Instructions for the task: Below are the records; copy each line in them that holds the word "Valor".

The data:

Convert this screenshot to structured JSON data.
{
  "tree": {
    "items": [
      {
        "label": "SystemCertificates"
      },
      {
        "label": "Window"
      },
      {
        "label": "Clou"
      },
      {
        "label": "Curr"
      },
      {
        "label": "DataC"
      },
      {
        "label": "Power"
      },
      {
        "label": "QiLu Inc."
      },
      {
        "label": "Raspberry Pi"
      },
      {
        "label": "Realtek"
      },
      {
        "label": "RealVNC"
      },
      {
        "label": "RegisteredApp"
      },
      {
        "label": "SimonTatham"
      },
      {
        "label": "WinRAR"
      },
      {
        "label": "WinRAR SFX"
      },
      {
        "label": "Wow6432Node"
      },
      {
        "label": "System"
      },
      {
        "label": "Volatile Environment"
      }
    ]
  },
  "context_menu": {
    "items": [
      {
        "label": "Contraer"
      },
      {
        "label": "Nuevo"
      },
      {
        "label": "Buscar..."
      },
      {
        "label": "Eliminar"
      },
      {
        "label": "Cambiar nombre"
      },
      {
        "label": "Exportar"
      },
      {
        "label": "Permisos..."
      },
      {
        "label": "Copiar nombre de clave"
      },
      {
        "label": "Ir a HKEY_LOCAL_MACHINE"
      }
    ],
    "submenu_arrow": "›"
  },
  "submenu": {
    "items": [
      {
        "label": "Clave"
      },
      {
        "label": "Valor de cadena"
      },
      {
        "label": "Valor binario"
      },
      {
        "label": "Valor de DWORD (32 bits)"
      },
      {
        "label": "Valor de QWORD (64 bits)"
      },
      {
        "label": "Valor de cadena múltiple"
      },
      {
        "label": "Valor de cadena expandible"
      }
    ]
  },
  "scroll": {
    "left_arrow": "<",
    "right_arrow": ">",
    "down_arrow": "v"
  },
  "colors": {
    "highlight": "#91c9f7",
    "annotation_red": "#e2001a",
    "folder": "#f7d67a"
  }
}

Expected output:
        "label": "Valor de cadena"
        "label": "Valor binario"
        "label": "Valor de DWORD (32 bits)"
        "label": "Valor de QWORD (64 bits)"
        "label": "Valor de cadena múltiple"
        "label": "Valor de cadena expandible"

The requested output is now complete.